“Tradition builds culture,” McKillop said. “And it’s something that’s particularly doable at a school this size. The traditions touch everyone here at Davidson and for Stephen, it was a point of connection. ”
It’s why that degree meant so much. The process of making up for two semesters of credits was daunting. Life in the NBA – let alone a businessman, husband and father – was busy.
He chipped away at it. During one labor lockout, he returned to take an in-person class, donning a backpack and walking through campus spinning the heads of stunned fellow students. Others required remote classes and independent work.
One paper was on “advancing gender equity through sports,” he said. Another was a research project “analyzing tattoos and culture but through an athletic lens in terms of meanings, reasons, timing, regret,” Curry said on Monday.
To gain firsthand insight, he interviewed his well-inked teammates.
“I got to use that as some solid data,” he said.
There had been a discussion of granting Curry an honorary degree, but he turned it down. He wanted to do it right. He wanted the real thing. The promise he made to his mother, Sonya, a lifelong educator, weighed heavily. She always valued schoolwork and discipline, once benching Steph from a middle school game because he did not do his chores.
“Had to tell my team, ‘Hey guys, I can not play tonight. Four dirty dish plates and I did not get it done, ” Curry said years later.
So no amount of on-court accomplishment could shield him from his mother’s barbs about unfinished business in the classroom. Especially after younger brother Seth (Duke) and younger sister Sydel (Elon) earned their degrees.
“She would brag that two of her three kids were college graduates,” Stephen Curry said.
By early May, his assignments were done and the credits were earned. He was officially a member of the Class of 2022. (Considering his current $ 45.8 million salary, good luck to the other grads hoping to be named “Most Successful.”) It also meant he overcame another bit of Davidson culture – the basketball program won ‘t retire a number unless the player has graduated. Even if it’s Stephen Curry.
“[You have to] understand the traditions of Davidson and the necessity of that degree to have that ceremony, ”Curry said.
On Mother’s Day, he told an elated Sonya the news.
“I finally got to join my siblings on: [the college graduate] front, ”he said. “I’m not the odd one out anymore.”
Then came last weekend’s commencement. Curry was in the Bay Area, preparing for the Western Conference finals which begin Wednesday when the Warriors host the Dallas Mavericks. He got up early though and watched the livestream from North Carolina.

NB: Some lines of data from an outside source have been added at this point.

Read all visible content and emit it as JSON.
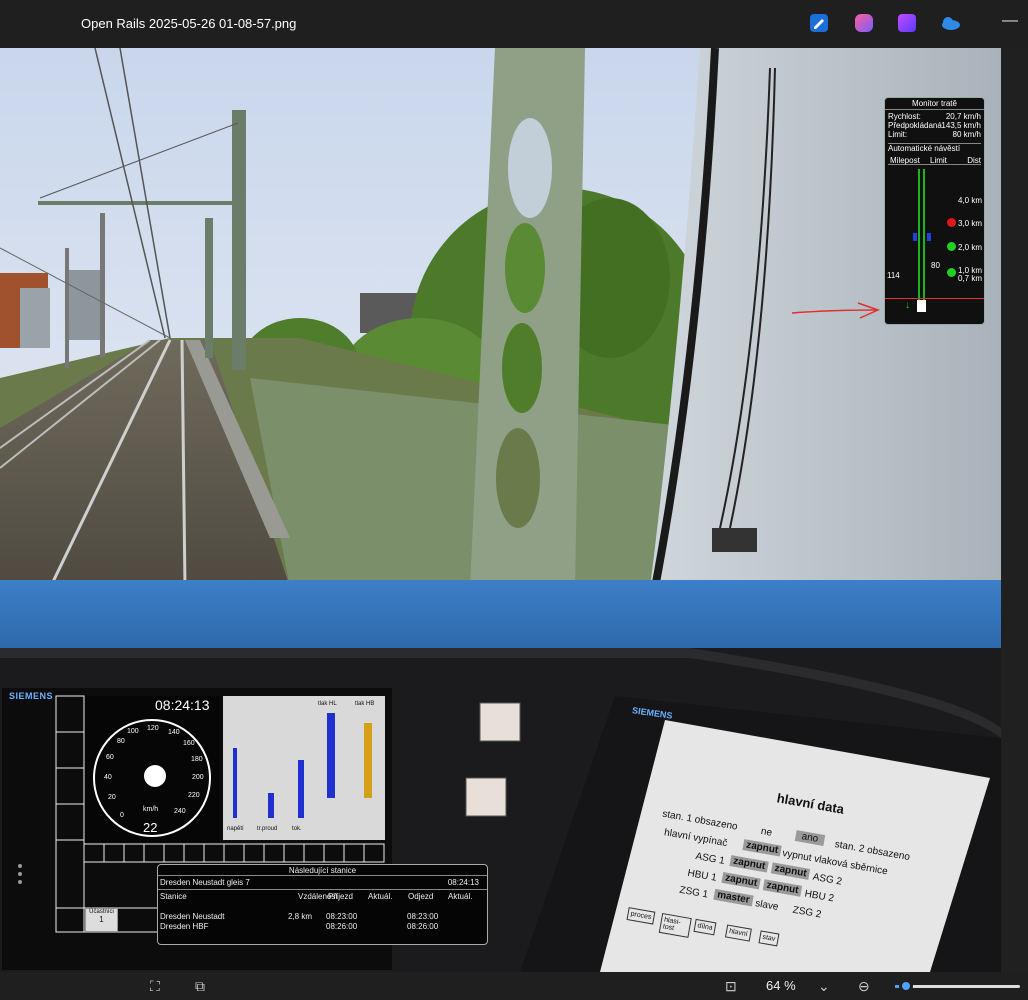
{
  "window": {
    "title": "Open Rails 2025-05-26 01-08-57.png"
  },
  "toolbar_icons": [
    {
      "name": "edit-icon",
      "color": "#3a8df0"
    },
    {
      "name": "copilot-icon",
      "color": "#b86bff"
    },
    {
      "name": "clipchamp-icon",
      "color": "#7a4cff"
    },
    {
      "name": "onedrive-icon",
      "color": "#2f8ae5"
    }
  ],
  "track_monitor": {
    "title": "Monitor tratě",
    "speed_label": "Rychlost:",
    "speed_value": "20,7 km/h",
    "projected_label": "Předpokládaná",
    "projected_value": "143,5 km/h",
    "limit_label": "Limit:",
    "limit_value": "80 km/h",
    "mode": "Automatické návěstí",
    "col_milepost": "Milepost",
    "col_limit": "Limit",
    "col_dist": "Dist",
    "rows": [
      {
        "dist": "4,0 km",
        "signal": ""
      },
      {
        "dist": "3,0 km",
        "signal": "red"
      },
      {
        "dist": "2,0 km",
        "signal": "green"
      },
      {
        "dist": "1,0 km",
        "signal": "green"
      },
      {
        "dist": "0,7 km",
        "signal": ""
      }
    ],
    "milepost": "114",
    "limit_mark": "80"
  },
  "speedometer": {
    "brand": "SIEMENS",
    "clock": "08:24:13",
    "unit": "km/h",
    "speed": "22",
    "ticks": [
      "0",
      "20",
      "40",
      "60",
      "80",
      "100",
      "120",
      "140",
      "160",
      "180",
      "200",
      "220",
      "240"
    ]
  },
  "gauges": {
    "labels": [
      "napětí",
      "tr.proud",
      "tok."
    ],
    "right_labels": [
      "tlak HL",
      "tlak HB"
    ],
    "levels": [
      0.6,
      0.22,
      0.48,
      0.9,
      0.85
    ]
  },
  "next_station": {
    "title": "Následující stanice",
    "current": "Dresden Neustadt gleis 7",
    "time": "08:24:13",
    "headers": [
      "Stanice",
      "Vzdálenost",
      "Příjezd",
      "Aktuál.",
      "Odjezd",
      "Aktuál."
    ],
    "rows": [
      {
        "station": "Dresden Neustadt",
        "distance": "2,8 km",
        "arrival": "08:23:00",
        "departure": "08:23:00"
      },
      {
        "station": "Dresden HBF",
        "distance": "",
        "arrival": "08:26:00",
        "departure": "08:26:00"
      }
    ],
    "ucastnici_label": "Účastníci",
    "ucastnici_value": "1"
  },
  "cab_screen": {
    "brand": "SIEMENS",
    "heading": "hlavní data",
    "line1": {
      "left": "stan. 1 obsazeno",
      "mid": "ne",
      "box": "ano",
      "right": "stan. 2 obsazeno"
    },
    "line2": {
      "left": "hlavní vypínač",
      "box": "zapnut",
      "right": "vypnut vlaková sběrnice"
    },
    "line3": {
      "left": "ASG 1",
      "box1": "zapnut",
      "box2": "zapnut",
      "right": "ASG 2"
    },
    "line4": {
      "left": "HBU 1",
      "box1": "zapnut",
      "box2": "zapnut",
      "right": "HBU 2"
    },
    "line5": {
      "left": "ZSG 1",
      "box": "master",
      "mid": "slave",
      "right": "ZSG 2"
    },
    "tabs": [
      "proces",
      "hlasi-tost",
      "dílna",
      "hlavní",
      "stav"
    ]
  },
  "bottom_bar": {
    "zoom": "64 %"
  }
}
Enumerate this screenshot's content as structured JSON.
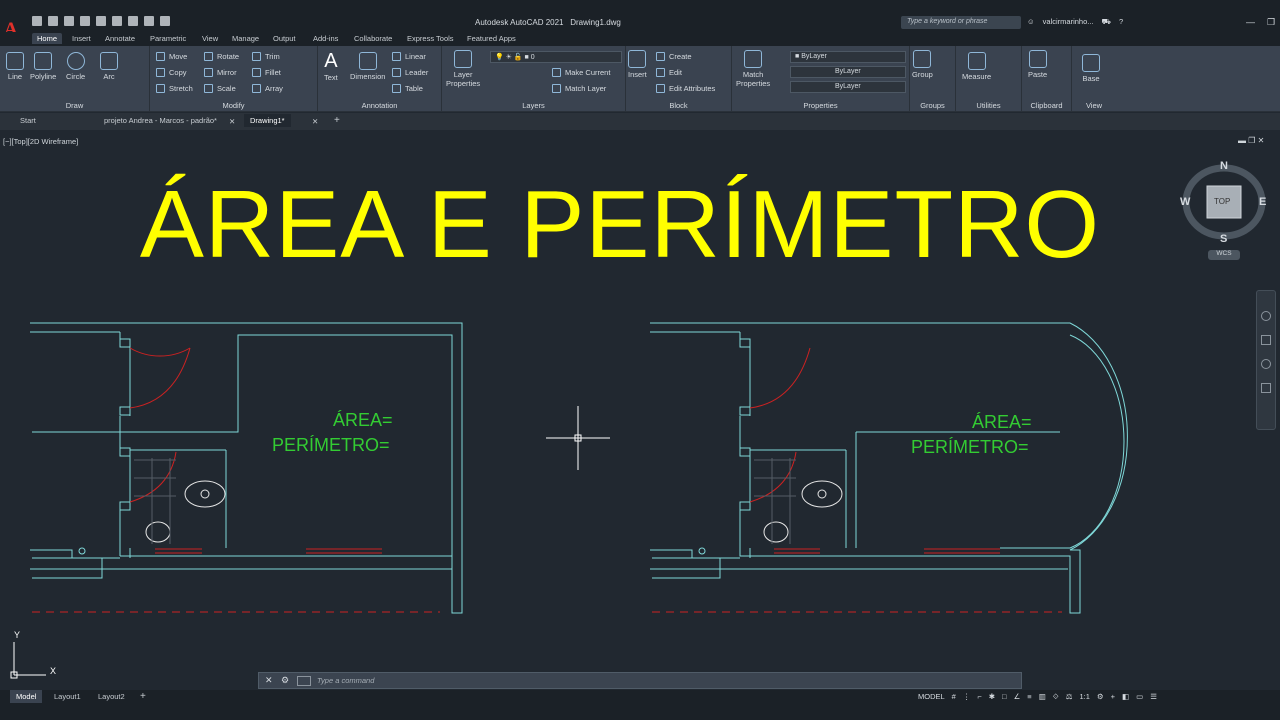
{
  "app": {
    "title": "Autodesk AutoCAD 2021",
    "document": "Drawing1.dwg",
    "logo": "A",
    "search_placeholder": "Type a keyword or phrase",
    "user": "valcirmarinho..."
  },
  "ribbon_tabs": [
    "Home",
    "Insert",
    "Annotate",
    "Parametric",
    "View",
    "Manage",
    "Output",
    "Add-ins",
    "Collaborate",
    "Express Tools",
    "Featured Apps"
  ],
  "panels": {
    "draw": {
      "label": "Draw",
      "tools": [
        "Line",
        "Polyline",
        "Circle",
        "Arc"
      ]
    },
    "modify": {
      "label": "Modify",
      "rows": [
        [
          "Move",
          "Rotate",
          "Trim"
        ],
        [
          "Copy",
          "Mirror",
          "Fillet"
        ],
        [
          "Stretch",
          "Scale",
          "Array"
        ]
      ]
    },
    "annotation": {
      "label": "Annotation",
      "text": "Text",
      "dimension": "Dimension",
      "linear": "Linear",
      "leader": "Leader",
      "table": "Table"
    },
    "layers": {
      "label": "Layers",
      "layer_props": "Layer\nProperties",
      "current_layer": "0",
      "make_current": "Make Current",
      "match_layer": "Match Layer"
    },
    "block": {
      "label": "Block",
      "insert": "Insert",
      "create": "Create",
      "edit": "Edit",
      "edit_attributes": "Edit Attributes"
    },
    "properties": {
      "label": "Properties",
      "match": "Match\nProperties",
      "color": "ByLayer",
      "linetype": "ByLayer",
      "lineweight": "ByLayer"
    },
    "groups": {
      "label": "Groups",
      "group": "Group"
    },
    "utilities": {
      "label": "Utilities",
      "measure": "Measure"
    },
    "clipboard": {
      "label": "Clipboard",
      "paste": "Paste"
    },
    "view": {
      "label": "View",
      "base": "Base"
    }
  },
  "doc_tabs": [
    "Start",
    "projeto Andrea - Marcos - padrão*",
    "Drawing1*"
  ],
  "viewport": {
    "label": "[−][Top][2D Wireframe]",
    "title": "ÁREA E PERÍMETRO",
    "left_area_label": "ÁREA=",
    "left_perimeter_label": "PERÍMETRO=",
    "right_area_label": "ÁREA=",
    "right_perimeter_label": "PERÍMETRO=",
    "viewcube": {
      "n": "N",
      "s": "S",
      "e": "E",
      "w": "W",
      "top": "TOP",
      "wcs": "WCS"
    },
    "ucs_y": "Y",
    "ucs_x": "X"
  },
  "command": {
    "placeholder": "Type a command"
  },
  "layout_tabs": [
    "Model",
    "Layout1",
    "Layout2"
  ],
  "status": {
    "model": "MODEL",
    "scale": "1:1"
  },
  "colors": {
    "title_yellow": "#ffff00",
    "wall_cyan": "#7fd8d8",
    "text_green": "#33cc33",
    "door_red": "#cc2222",
    "bg": "#212830"
  }
}
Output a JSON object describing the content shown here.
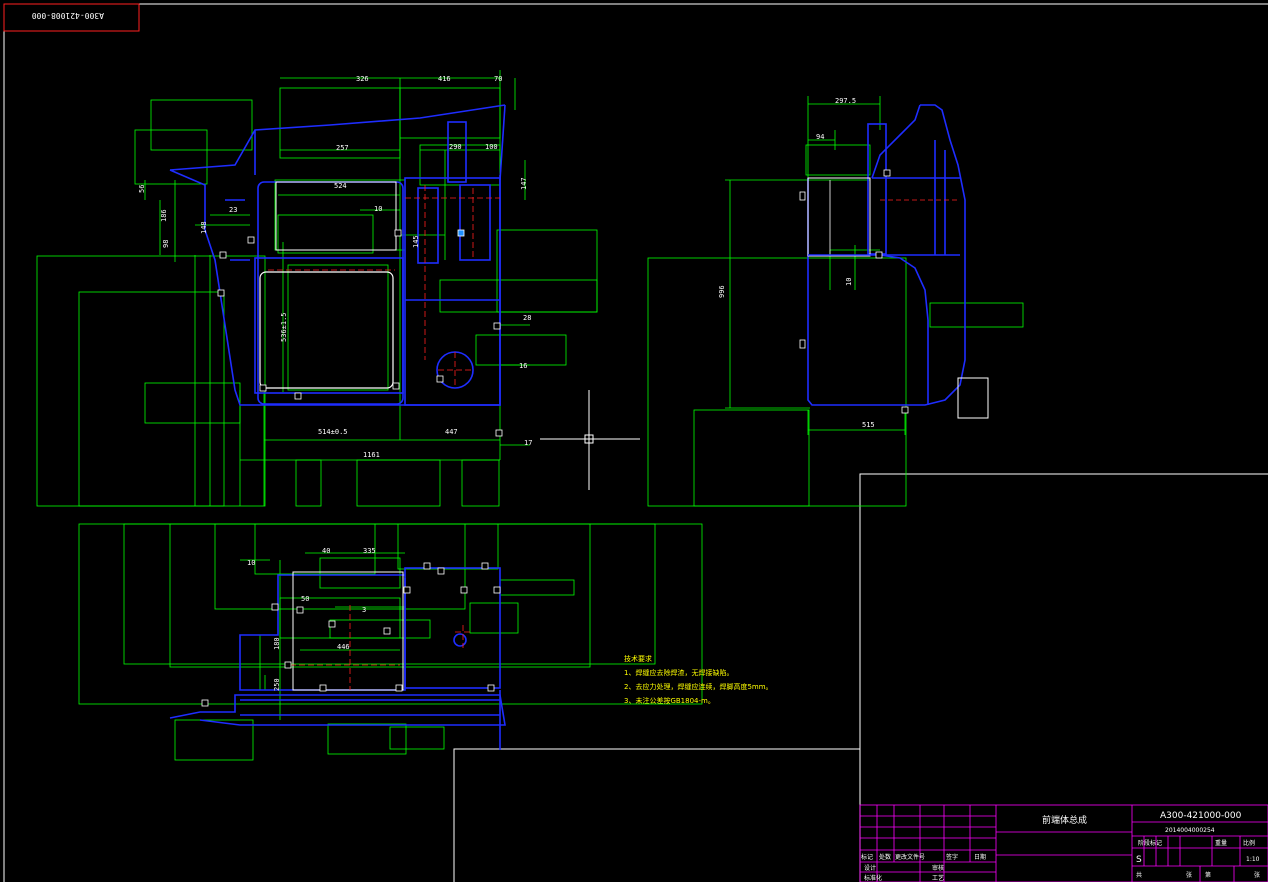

“I kind of relive the sights and sounds of school,” Curry said. “It’s been a long time, obviously, since I left campus.”
McKillop was there in his stead. So was a big cutout picture of Steph, which fellow graduates, parents and professors posed with. Perhaps most exciting to Curry, the photo made it to McKillop’s traditional party he throws for the graduating seniors.
They posed for a picture while “holding up a picture of me,” Curry said.
One last Davidson tradition for Stephen Curry. Unless he wants to help the first-year students move in again.